We had just left Kingston Marina and were motoring east past the scenic Kingston waterfront to begin the trip back to Toronto. I headed down into the boat for some reason (stereo? chart? sunglasses?) when I heard a very faint high-pitched whine for a couple of seconds. I dismissed the noise but immediately began to smell something burning.
As every sailor soon learns, ignore unusual sounds, smells, or vibrations on a boat at your peril. If the noise didn’t trigger a response in me, the smell certainly got me busy.
I lifted the step and peeked into the engine compartment and didn’t see anything amiss – no flames, no billowing smoke. I took a second look and realized that the alternator wasn’t turning but the belt wasn’t broken. Alt seizure? I immediately shut the engine down to take stock of what was happening. It turns out the belt was toast, literally. It was crisp, hard and smoking. It was so worn out that it wouldn’t turn or flex.
I think the noise was the alt spinning down.
I did a quick replacement as we slowly drifted towards the rocky shore, past a few sailing dinghy’s and stand up paddlers. I put on a Genuine Yanmar 25132-003700 (old part no# 128670-77350). We were back up running in 5 min, I think Rufus was impressed.
Our dinghy motor, a 1987 E4RCUD Evinrude has an interesting history. It was made in Belgium, spent several decades in a locker in Grand Cayman and was shipped to Toronto via DHL in a cardboard box. I would guess that before I got my hands on it that it had probably only had an hour or two of runtime. I think the previous owners would head out straight off the beach to dive. Rumour has it that the previous owner never had any luck running the engnie and spent lots of time trying to get it started – to the delight of the other residents.
When I recommissioned the motor all it needed was a throttle/cam follower as the U-shaped plastic snapped due to age.
I’ve cracked it open this fall to change the impeller and generally show the old girl some love.

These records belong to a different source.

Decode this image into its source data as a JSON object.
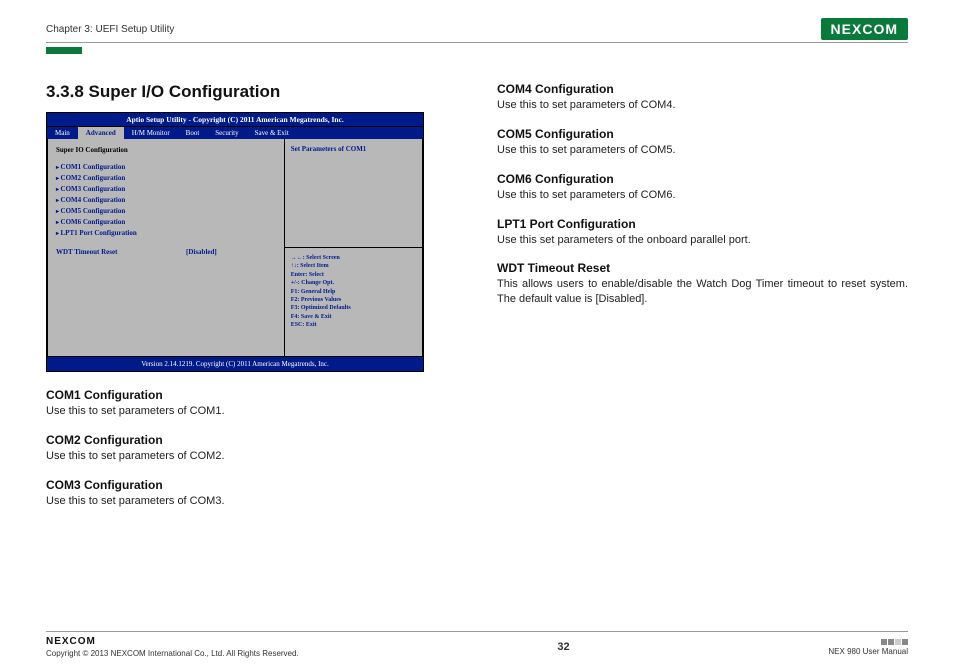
{
  "header": {
    "chapter": "Chapter 3: UEFI Setup Utility",
    "logo_text": "NEXCOM"
  },
  "section": {
    "number_title": "3.3.8  Super I/O Configuration"
  },
  "bios": {
    "title": "Aptio Setup Utility - Copyright (C) 2011 American Megatrends, Inc.",
    "tabs": [
      "Main",
      "Advanced",
      "H/M Monitor",
      "Boot",
      "Security",
      "Save & Exit"
    ],
    "selected_tab": "Advanced",
    "panel_header": "Super IO Configuration",
    "menu_items": [
      "COM1 Configuration",
      "COM2 Configuration",
      "COM3 Configuration",
      "COM4 Configuration",
      "COM5 Configuration",
      "COM6 Configuration",
      "LPT1 Port Configuration"
    ],
    "wdt_label": "WDT Timeout Reset",
    "wdt_value": "[Disabled]",
    "help_top": "Set Parameters of COM1",
    "help_keys": [
      "→←: Select Screen",
      "↑↓: Select Item",
      "Enter: Select",
      "+/-: Change Opt.",
      "F1: General Help",
      "F2: Previous Values",
      "F3: Optimized Defaults",
      "F4: Save & Exit",
      "ESC: Exit"
    ],
    "footer": "Version 2.14.1219. Copyright (C) 2011 American Megatrends, Inc."
  },
  "descriptions_left": [
    {
      "title": "COM1 Configuration",
      "body": "Use this to set parameters of COM1."
    },
    {
      "title": "COM2 Configuration",
      "body": "Use this to set parameters of COM2."
    },
    {
      "title": "COM3 Configuration",
      "body": "Use this to set parameters of COM3."
    }
  ],
  "descriptions_right": [
    {
      "title": "COM4 Configuration",
      "body": "Use this to set parameters of COM4."
    },
    {
      "title": "COM5 Configuration",
      "body": "Use this to set parameters of COM5."
    },
    {
      "title": "COM6 Configuration",
      "body": "Use this to set parameters of COM6."
    },
    {
      "title": "LPT1 Port Configuration",
      "body": "Use this set parameters of the onboard parallel port."
    },
    {
      "title": "WDT Timeout Reset",
      "body": "This allows users to enable/disable the Watch Dog Timer timeout to reset system. The default value is [Disabled]."
    }
  ],
  "footer": {
    "logo": "NEXCOM",
    "copyright": "Copyright © 2013 NEXCOM International Co., Ltd. All Rights Reserved.",
    "page": "32",
    "manual": "NEX 980 User Manual"
  }
}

It’s always been grumpy at idle and the choke doesn’t stay put, meaning start-up requires a delft touch and several hands.